Our Londoner in New York is Zosia Swid. Zosia used to work as a copywriter for Moleskin in Italy but needed a bigger challenge and New York fit that bill. Last year, she moved to the Big Apple. But she’s never in town for too long, as her love for travel writing keeps her on the go. One week in Portugal, another in London, the next in Paris and then back to New York. And repeat.
What’s your historical London and New York connection?
Even though I’ll always be a Londoner, I love exploring the world and so I moved to Italy for a job. After a couple of years I wanted another challenge – I thought I might as well aim for the top so I headed for New York.
Describe your experience in New York as a Londoner.
The first time I came back to London after some time in New York I couldn’t believe how tiny everything was. Tower Bridge looked ridiculous having cycled across Williamsburg Bridge every day for months.
In some ways it’s easier to meet people because New Yorkers tend to be more open and willing to share than Londoners, but forming lasting friendships seems harder. There’s no denying the positive energy in the air though.

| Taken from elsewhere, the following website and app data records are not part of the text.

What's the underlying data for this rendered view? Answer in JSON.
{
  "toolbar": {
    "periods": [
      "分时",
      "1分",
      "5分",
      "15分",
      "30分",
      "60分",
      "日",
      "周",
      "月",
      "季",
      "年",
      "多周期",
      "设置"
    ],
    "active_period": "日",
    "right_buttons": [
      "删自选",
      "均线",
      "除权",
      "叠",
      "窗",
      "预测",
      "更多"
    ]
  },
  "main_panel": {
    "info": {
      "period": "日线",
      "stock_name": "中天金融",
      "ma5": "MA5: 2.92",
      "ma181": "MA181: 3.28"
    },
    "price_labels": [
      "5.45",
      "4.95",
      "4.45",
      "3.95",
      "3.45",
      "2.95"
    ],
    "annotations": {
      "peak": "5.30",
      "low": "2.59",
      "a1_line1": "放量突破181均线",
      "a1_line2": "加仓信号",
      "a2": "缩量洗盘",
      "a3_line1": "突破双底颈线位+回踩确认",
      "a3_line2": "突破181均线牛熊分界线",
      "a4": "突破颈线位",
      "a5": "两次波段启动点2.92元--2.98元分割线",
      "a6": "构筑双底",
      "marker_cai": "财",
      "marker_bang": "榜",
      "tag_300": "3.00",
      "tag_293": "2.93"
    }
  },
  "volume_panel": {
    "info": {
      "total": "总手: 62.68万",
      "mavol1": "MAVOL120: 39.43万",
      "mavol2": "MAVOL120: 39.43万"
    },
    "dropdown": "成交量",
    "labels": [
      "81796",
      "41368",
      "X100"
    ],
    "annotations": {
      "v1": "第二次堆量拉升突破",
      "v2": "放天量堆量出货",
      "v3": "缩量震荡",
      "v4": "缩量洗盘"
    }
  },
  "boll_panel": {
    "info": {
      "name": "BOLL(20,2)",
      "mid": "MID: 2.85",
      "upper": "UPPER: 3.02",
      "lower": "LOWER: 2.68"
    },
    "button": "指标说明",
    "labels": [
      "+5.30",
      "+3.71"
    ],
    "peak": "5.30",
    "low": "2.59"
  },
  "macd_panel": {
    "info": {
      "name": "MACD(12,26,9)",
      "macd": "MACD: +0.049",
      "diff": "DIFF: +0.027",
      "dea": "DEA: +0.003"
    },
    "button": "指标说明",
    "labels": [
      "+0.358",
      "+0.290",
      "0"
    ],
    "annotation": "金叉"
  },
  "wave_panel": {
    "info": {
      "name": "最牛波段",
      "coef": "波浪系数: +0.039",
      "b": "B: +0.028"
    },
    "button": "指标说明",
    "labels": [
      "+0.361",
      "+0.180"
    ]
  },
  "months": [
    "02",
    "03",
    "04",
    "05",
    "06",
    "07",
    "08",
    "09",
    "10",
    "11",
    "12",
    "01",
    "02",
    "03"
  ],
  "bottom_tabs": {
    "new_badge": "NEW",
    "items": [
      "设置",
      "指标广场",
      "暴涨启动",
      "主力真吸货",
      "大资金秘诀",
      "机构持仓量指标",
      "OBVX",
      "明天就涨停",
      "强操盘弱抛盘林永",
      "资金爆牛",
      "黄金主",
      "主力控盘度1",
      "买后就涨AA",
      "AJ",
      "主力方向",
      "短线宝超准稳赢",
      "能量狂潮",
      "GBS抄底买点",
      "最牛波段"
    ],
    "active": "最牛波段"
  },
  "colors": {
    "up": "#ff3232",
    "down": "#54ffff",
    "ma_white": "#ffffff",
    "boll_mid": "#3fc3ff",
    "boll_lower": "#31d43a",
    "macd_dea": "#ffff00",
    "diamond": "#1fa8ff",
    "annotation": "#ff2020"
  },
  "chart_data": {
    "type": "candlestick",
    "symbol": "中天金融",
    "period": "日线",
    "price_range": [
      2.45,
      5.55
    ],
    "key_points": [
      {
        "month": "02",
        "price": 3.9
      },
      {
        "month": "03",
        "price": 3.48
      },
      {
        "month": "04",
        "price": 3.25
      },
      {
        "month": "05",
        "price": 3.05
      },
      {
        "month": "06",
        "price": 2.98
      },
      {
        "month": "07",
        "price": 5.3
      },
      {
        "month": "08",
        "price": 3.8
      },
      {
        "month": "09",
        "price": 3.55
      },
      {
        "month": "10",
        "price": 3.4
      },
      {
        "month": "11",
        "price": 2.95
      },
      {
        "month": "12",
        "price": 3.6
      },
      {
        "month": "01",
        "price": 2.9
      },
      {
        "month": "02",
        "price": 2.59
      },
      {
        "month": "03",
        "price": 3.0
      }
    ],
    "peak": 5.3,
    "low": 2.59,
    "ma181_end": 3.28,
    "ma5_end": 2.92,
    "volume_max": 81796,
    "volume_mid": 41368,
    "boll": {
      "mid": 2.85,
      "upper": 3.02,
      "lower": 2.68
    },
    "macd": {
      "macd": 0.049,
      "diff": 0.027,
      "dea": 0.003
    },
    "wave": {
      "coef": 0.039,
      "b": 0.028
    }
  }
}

I guess I was surprised – and pleased – to discover that the two cities were actually more different then I expected.
How can New York and London better engage with each other?
Building a transatlantic cycle superhighway connecting the two cities would be the first step. Failing that, a more open agreement between the US and UK with regards to work permits would help startups grow and boost cross-city innovation.
Favorite NYC secret spot:
Syncstudio – Off Bedford Av. New York has the best boutique fitness studios and this one does yoga and spinning under one roof.
Favourite London secret spot:
Richmond Park – A vast, sprawling and gloriously wild green area in the centre of London where you can cycle past deer and go for a walk around King Henry VIII’s old hunting grounds. As a city girl it’s a rare treat for me not to see a building for miles.
If you could live anywhere in the world, where would it be and why?
I’m head over heels with Marseille. I love its grit, the beauty in its decay, and its surrounding coastal scenery. It’s a city of juxtapositions unlike anywhere else in the world. I’d take a cosy little apartment at the top of a rickety old building with a view of the port, do some old-fashioned flaneurie in the afternoons and eat bouillabaisse every day.
In flight entertainment:
- What’s playing in your headphones right now? Currently indulging in old French crooners like Yves Montand. Camp enough to make you forget that cramp in your leg on a long-haul flights.
- And what are you currently reading? Kafka’s Amerika – My friend thought it would make an opportune leaving gift, though my experiences have been starkly different to that of the novel’s protagonist, so far.